I’ve just returned from New York where I’ve been on a promotional tour for Walt Disney’s The Jungle Book. While there I made the rounds of television studios and the visits brought back memories from my youth.
It was the fifties and the new media of television had suddenly burst onto the scene. Los Angeles and Hollywood was an entertainment mecca and kids like myself, eager to get into media were having a field day. My brother and I roamed Hollywood where television shows were on the air practically every day. You didn’t even need tickets. You simply showed up at the station’s gates and waited in line. That meant if you were lucky, you could score seats in the audience of one of Hollywood’s popular television shows.
Back in the fifties, television was entertainment’s hot new medium. It was a combination of theater and motion pictures. Unlike today’s preprocessed packaged entertainment, television was the hot new medium and all the rules had not yet been set in place. The fifties shows had an energy, zest and creativity that would eventually be replaced by corporate, packaged pablum. But for now, the medium was fresh and new. On camera performers, as well as the technicals crews were pretty much making it up as they went along. It was a brave new world and an exciting new medium.
While visiting ABC’s The View in New York City recently, I was reminded of those wild, and woolly days of live-television. It was a thrill being backstage with Barbara Walters, Whoopi Goldberg, Sherrie Sheppard, Jenni McCarthy and the amazing women who do that incredible live show every day. It brought back memories of my old buddy, Steve Allen who was the original host of the Tonight Show. I remembered being on set at Playhouse 90 over at CBS Television City in Hollywood, and wandering the studio floor stepping over cables and dodging workmen moving sets. Back in the fifties, I was backstage on the Jack Benny Program as Jack and his pals, Mary Livingston, Don Wilson, Phil Harris, Dennis Day and Rochester prepared to go on the air live. Television is polished and slicker today. However, it sure comes up short when you consider sheer energy, freshness and creativity. Back in the old days, the cameras were the size of refrigerators and an actor under the hot lights could leave a show with a pretty good looking tan. Everything about delivering a live television show was impossible and performers and the crew often made it up as they went along. Television was a scrappy new medium that had not yet been polished to death.

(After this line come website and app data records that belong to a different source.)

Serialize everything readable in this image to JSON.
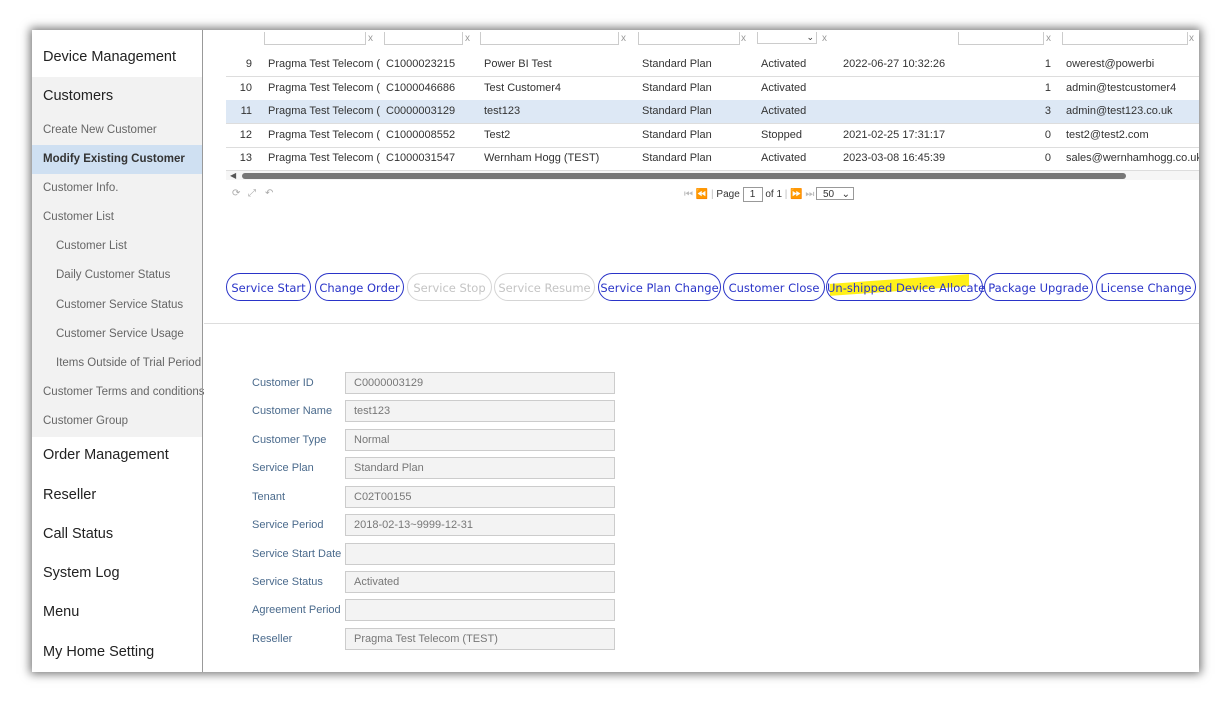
{
  "sidebar": {
    "main_items": [
      {
        "label": "Device Management"
      },
      {
        "label": "Customers"
      },
      {
        "label": "Order Management"
      },
      {
        "label": "Reseller"
      },
      {
        "label": "Call Status"
      },
      {
        "label": "System Log"
      },
      {
        "label": "Menu"
      },
      {
        "label": "My Home Setting"
      }
    ],
    "sub_items": [
      {
        "label": "Create New Customer"
      },
      {
        "label": "Modify Existing Customer",
        "active": true
      },
      {
        "label": "Customer Info."
      },
      {
        "label": "Customer List"
      },
      {
        "label": "Customer List"
      },
      {
        "label": "Daily Customer Status"
      },
      {
        "label": "Customer Service Status"
      },
      {
        "label": "Customer Service Usage"
      },
      {
        "label": "Items Outside of Trial Period"
      },
      {
        "label": "Customer Terms and conditions"
      },
      {
        "label": "Customer Group"
      }
    ]
  },
  "table": {
    "filter_clear_glyph": "x",
    "rows": [
      {
        "no": "9",
        "reseller": "Pragma Test Telecom (TE",
        "id": "C1000023215",
        "name": "Power BI Test",
        "plan": "Standard Plan",
        "status": "Activated",
        "date": "2022-06-27 10:32:26",
        "count": "1",
        "email": "owerest@powerbi"
      },
      {
        "no": "10",
        "reseller": "Pragma Test Telecom (TE",
        "id": "C1000046686",
        "name": "Test Customer4",
        "plan": "Standard Plan",
        "status": "Activated",
        "date": "",
        "count": "1",
        "email": "admin@testcustomer4"
      },
      {
        "no": "11",
        "reseller": "Pragma Test Telecom (TE",
        "id": "C0000003129",
        "name": "test123",
        "plan": "Standard Plan",
        "status": "Activated",
        "date": "",
        "count": "3",
        "email": "admin@test123.co.uk"
      },
      {
        "no": "12",
        "reseller": "Pragma Test Telecom (TE",
        "id": "C1000008552",
        "name": "Test2",
        "plan": "Standard Plan",
        "status": "Stopped",
        "date": "2021-02-25 17:31:17",
        "count": "0",
        "email": "test2@test2.com"
      },
      {
        "no": "13",
        "reseller": "Pragma Test Telecom (TE",
        "id": "C1000031547",
        "name": "Wernham Hogg (TEST)",
        "plan": "Standard Plan",
        "status": "Activated",
        "date": "2023-03-08 16:45:39",
        "count": "0",
        "email": "sales@wernhamhogg.co.uk"
      }
    ],
    "selected_row_index": 2
  },
  "pager": {
    "page_label": "Page",
    "page_value": "1",
    "of_label": "of 1",
    "page_size": "50"
  },
  "actions": [
    {
      "label": "Service Start",
      "enabled": true
    },
    {
      "label": "Change Order",
      "enabled": true
    },
    {
      "label": "Service Stop",
      "enabled": false
    },
    {
      "label": "Service Resume",
      "enabled": false
    },
    {
      "label": "Service Plan Change",
      "enabled": true
    },
    {
      "label": "Customer Close",
      "enabled": true
    },
    {
      "label": "Un-shipped Device Allocate",
      "enabled": true,
      "highlighted": true
    },
    {
      "label": "Package Upgrade",
      "enabled": true
    },
    {
      "label": "License Change",
      "enabled": true
    }
  ],
  "details": [
    {
      "label": "Customer ID",
      "value": "C0000003129"
    },
    {
      "label": "Customer Name",
      "value": "test123"
    },
    {
      "label": "Customer Type",
      "value": "Normal"
    },
    {
      "label": "Service Plan",
      "value": "Standard Plan"
    },
    {
      "label": "Tenant",
      "value": "C02T00155"
    },
    {
      "label": "Service Period",
      "value": "2018-02-13~9999-12-31"
    },
    {
      "label": "Service Start Date",
      "value": ""
    },
    {
      "label": "Service Status",
      "value": "Activated"
    },
    {
      "label": "Agreement Period",
      "value": ""
    },
    {
      "label": "Reseller",
      "value": "Pragma Test Telecom (TEST)"
    }
  ],
  "colors": {
    "accent": "#2a34c8",
    "highlight": "#ffee00",
    "selected_row": "#dde8f5",
    "active_nav": "#cfe0f2"
  }
}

While doing The View this past Tuesday, I remembered television’s early days. I remembered when television was black & white and the reception was terrible. I remember the vitality and creativity of this amazing new medium. I said to my host, Whoppi Goldberg that I’ve learned to embrace the chaos. That’s what doing live television is all about. It’s creative chaos that totally terrifies and excites at the same time. And, it energizes all those taking part in the process. I loved live television back in the fifties and I still love it today.